New research from the University of Otago suggests tobacco plain packaging would be enhanced by clearer and more visually striking Quitline information.

ASPIRE2025 co-Director Janet Hoek and her team conducted an online study of 608 New Zealand smokers and used a choice experiment to examine how alternative Quitline information formats affected smokers’ perceptions and choice behaviours, and their likelihood of seeking cessation support.

Abstract

Background

Although tobacco packages have evolved to feature health warnings and, in Australia, dissuasive colours, the format of on-pack cessation information has not changed. We compared how alternative Quitline information formats affected smokers’ perceptions and choice behaviours, and their likelihood of seeking cessation support.

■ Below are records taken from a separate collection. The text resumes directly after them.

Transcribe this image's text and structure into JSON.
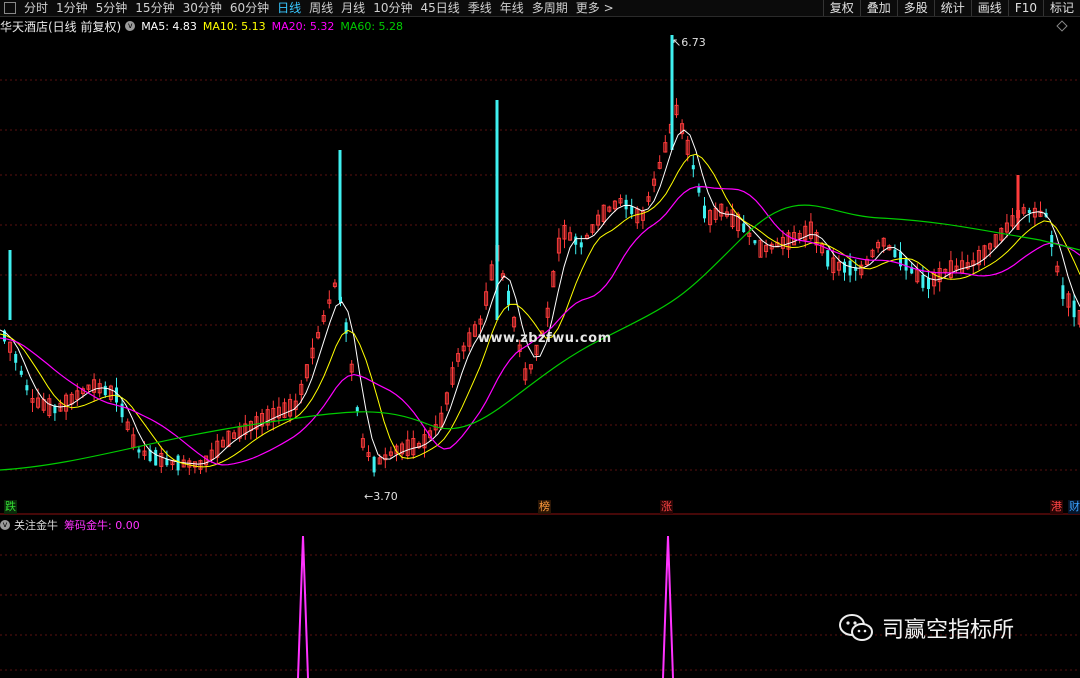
{
  "toolbar": {
    "periods": [
      "分时",
      "1分钟",
      "5分钟",
      "15分钟",
      "30分钟",
      "60分钟",
      "日线",
      "周线",
      "月线",
      "10分钟",
      "45日线",
      "季线",
      "年线",
      "多周期",
      "更多"
    ],
    "active_period": "日线",
    "more_chevron": ">",
    "right_buttons": [
      "复权",
      "叠加",
      "多股",
      "统计",
      "画线",
      "F10",
      "标记"
    ]
  },
  "stock": {
    "title": "华天酒店(日线 前复权)",
    "ma5": "MA5: 4.83",
    "ma10": "MA10: 5.13",
    "ma20": "MA20: 5.32",
    "ma60": "MA60: 5.28"
  },
  "price_labels": {
    "high": "6.73",
    "low": "3.70"
  },
  "watermark": "www.zbzfwu.com",
  "event_tags": [
    "跌",
    "榜",
    "涨",
    "港",
    "财"
  ],
  "indicator": {
    "name": "关注金牛",
    "value": "筹码金牛: 0.00"
  },
  "wechat_account": "司赢空指标所",
  "colors": {
    "up": "#ff3b3b",
    "down": "#3ff0f0",
    "ma5": "#ffffff",
    "ma10": "#ffff00",
    "ma20": "#ff00ff",
    "ma60": "#00cc00",
    "grid": "#5a1010",
    "active_tab": "#39c7ff"
  }
}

Methods

We conducted an online study comprising a choice experiment using a two (number of panels) by three (panel position: above, middle, below) plus control (current format) design, and a between-subjects comparison of a two-panel format and the control. The sample comprised 608 New Zealand smokers.

Results

Relative to the current format, respondents regarded each test format as more effective in communicating cessation information (p<0.0001), particularly the two-panel formats. Respondents found the two-panel format tested via paired comparisons significantly easier to read, more visually salient and more likely than the control to encourage them and other smokers to consider quitting (all p<0.0001). Heat map comparisons showed that the Quitline number and affirming message were significantly more salient in the test format than in the current format (p<0.0001), although the headline and warning explanation were more salient in the control.

Conclusions

Reformatting Quitline information could improve its visual salience and readability and capitalise on the dissonance that pictorial warning labels and plain packaging create. Enhancing stimuli that may prompt smokers to try and quit, affirming their decision to do so and prompting the use of cessation support could increase the number and success of quit attempts.

Citation

Hoek, J., Gendall, P., Eckert, C., Rolls, K., & Louviere, J. (2014). A comparison of on-pack Quitline information formats. Tobacco control, tobaccocontrol-2014.

The full article can be viewed here

Or to read the blog written by Professor Janet Hoek on Public Health Expert, view Optimising the effects of plain packaging for tobacco – making Quitline information more salient

For more information please contact:

Professor Janet Hoek
Department of Marketing
University of Otago
email janet.hoek@otago.ac.nz